In pivoting hope, away from the clutches of economy, this epidemiological turn inevitably focuses the gaze on a deeper philosophical discussion, about population health, from the quarantined area up. As people face a three-month lockdown, how this debate evolves will ultimately decide if this point of transformation delivers a healthier society or a sick one, with further pandemics inevitably to follow. In a sense, this pivot now exposes the struggle between geopolitics and biopolitics, which have been ongoing since the introduction of public health medicine, back in the nineteenth century.
While many will be familiar with the idea of geopolitics, few will know it was first enunciated by the Swedish theorist Rudolf Kjellén, in 1905. Somewhat intuitively, Kjellén also enunciated the concept of biopolitics, the politics of life, which he viewed as a means to govern, administrate and deliver a democratic society, to produce a healthy population and a state predicated on social well-being. While states struggle to deal with the virus, their tool of choice in how to logically explain and systematically deal with the politics of life through a pandemic, will greatly determine whether their economies grow, or fall, in the on-coming post-liberal, post-viral, global political age. So, in this struggle with the virus, a state’s choice, of the geopolitical path or the biopolitical one, is of critical importance.
Increasingly, states will have to choose between the ‘bare life’ theories of Italian theorist Giorgio Agamben or the ‘social care’ theories of French philosopher Michel Foucault. Agamben argues, left to their own devices, states will provide minimal social security and maximum disciplinary powers. In contrast, Foucault argues, if a population becomes aware of its power, it can radically transform a state through the everyday administration of social care so people can better take control of life or death issues. In support, the Italian theorist, Roberto Esposito suggests, Foucault’s aim for social care offers new opportunities to immunise communities from a raft of pandemics, from the economic to the medical.

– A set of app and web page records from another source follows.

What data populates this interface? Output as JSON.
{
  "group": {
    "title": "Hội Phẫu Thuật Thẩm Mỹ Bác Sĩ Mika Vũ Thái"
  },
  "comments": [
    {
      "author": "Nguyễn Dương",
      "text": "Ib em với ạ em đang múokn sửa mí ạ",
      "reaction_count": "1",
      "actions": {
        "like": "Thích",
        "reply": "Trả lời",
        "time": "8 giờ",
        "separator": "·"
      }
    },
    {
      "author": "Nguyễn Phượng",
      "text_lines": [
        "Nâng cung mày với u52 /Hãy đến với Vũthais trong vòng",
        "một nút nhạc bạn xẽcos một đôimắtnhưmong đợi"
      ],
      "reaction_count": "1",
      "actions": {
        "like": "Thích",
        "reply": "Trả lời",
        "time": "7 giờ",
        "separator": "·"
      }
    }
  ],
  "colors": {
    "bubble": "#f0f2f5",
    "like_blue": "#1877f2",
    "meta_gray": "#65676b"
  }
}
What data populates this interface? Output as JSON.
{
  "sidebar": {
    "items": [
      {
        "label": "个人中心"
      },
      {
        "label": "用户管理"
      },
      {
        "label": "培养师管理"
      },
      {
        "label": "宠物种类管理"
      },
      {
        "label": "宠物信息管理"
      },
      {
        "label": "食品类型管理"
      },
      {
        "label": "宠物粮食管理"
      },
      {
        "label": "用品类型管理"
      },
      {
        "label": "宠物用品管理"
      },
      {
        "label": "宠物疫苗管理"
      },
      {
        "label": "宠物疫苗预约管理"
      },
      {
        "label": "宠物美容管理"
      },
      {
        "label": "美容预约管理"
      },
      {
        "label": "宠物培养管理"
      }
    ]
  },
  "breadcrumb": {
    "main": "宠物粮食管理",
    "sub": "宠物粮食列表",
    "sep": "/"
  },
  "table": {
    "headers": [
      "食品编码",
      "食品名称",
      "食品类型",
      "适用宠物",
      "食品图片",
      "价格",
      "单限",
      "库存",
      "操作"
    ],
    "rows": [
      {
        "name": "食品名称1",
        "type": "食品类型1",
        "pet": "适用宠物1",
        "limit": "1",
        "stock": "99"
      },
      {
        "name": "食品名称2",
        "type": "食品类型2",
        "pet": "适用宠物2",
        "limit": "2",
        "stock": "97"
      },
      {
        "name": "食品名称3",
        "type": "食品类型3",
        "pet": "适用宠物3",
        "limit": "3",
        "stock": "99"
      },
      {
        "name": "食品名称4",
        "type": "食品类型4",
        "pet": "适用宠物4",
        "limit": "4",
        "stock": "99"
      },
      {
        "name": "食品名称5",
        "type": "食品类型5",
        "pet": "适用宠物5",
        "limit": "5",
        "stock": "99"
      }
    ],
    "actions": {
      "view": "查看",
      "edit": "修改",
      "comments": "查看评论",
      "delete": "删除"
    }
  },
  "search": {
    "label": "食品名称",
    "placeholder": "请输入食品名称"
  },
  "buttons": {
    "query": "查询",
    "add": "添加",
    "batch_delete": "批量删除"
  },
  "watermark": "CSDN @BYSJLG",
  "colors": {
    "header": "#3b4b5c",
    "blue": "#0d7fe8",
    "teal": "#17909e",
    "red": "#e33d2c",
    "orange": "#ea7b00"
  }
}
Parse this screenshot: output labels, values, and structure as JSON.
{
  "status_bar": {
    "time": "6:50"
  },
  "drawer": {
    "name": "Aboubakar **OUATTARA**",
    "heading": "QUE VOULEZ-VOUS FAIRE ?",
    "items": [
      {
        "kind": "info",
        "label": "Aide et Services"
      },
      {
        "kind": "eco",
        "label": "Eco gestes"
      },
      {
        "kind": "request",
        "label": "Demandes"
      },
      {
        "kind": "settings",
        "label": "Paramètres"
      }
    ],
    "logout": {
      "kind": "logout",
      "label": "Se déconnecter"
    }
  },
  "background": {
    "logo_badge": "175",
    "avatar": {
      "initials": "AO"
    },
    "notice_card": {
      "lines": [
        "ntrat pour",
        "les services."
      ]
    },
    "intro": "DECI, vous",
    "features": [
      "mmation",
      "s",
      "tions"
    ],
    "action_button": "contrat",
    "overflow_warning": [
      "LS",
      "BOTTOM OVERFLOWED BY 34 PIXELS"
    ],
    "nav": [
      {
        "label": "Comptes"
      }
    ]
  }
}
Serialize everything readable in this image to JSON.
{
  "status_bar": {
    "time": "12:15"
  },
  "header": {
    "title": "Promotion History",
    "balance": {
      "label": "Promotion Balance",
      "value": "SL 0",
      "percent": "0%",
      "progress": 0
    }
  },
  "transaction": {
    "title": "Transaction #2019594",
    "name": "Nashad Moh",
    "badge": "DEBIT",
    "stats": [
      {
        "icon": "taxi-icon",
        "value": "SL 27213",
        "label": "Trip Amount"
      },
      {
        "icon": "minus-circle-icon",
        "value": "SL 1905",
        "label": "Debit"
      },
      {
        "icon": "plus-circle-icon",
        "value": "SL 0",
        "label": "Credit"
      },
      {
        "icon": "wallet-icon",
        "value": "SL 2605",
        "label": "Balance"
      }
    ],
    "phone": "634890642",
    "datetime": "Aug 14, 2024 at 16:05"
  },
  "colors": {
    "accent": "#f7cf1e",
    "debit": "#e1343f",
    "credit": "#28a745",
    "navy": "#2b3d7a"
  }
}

If a biopolitical choice is made, Foucault noted, this will create a ‘rupture’ in state power, and a community’s ‘freedom and resistance’ will inevitably become ‘the necessary precondition for the exercise of power’. In so doing, ‘innovation’ will come to the fore and more people will look to themselves for solutions. As the failures in UK state reason have demonstrated, people are already looking to the World Health Organisation’s epidemiological studies, to unearth a vast array of analysis and methodology on how to explain, engage, immune, secure, conflict manage, and inoculate, a population.
In so doing, and by promoting Public Health medicine as a preventative methodology, more communities will ultimately move towards the production of biopolitical labour for self-preservation. As this pandemic deepens, and wider philosophical debates emerge, on Public Health medicine, this biopolitical debate will increasingly come to the fore, to examine, assess and explain a cure for state failure. Now, as the raison d’état transforms, and the ontology of science predominates, this paradigm shift towards a deeper interest in the politics of life, will either shift states towards the delivery of a scared life or a bare life: and on such metrics, nation-states will be judged by their post-pandemic polities.
Seán Brennan Ph.D. is an independent researcher.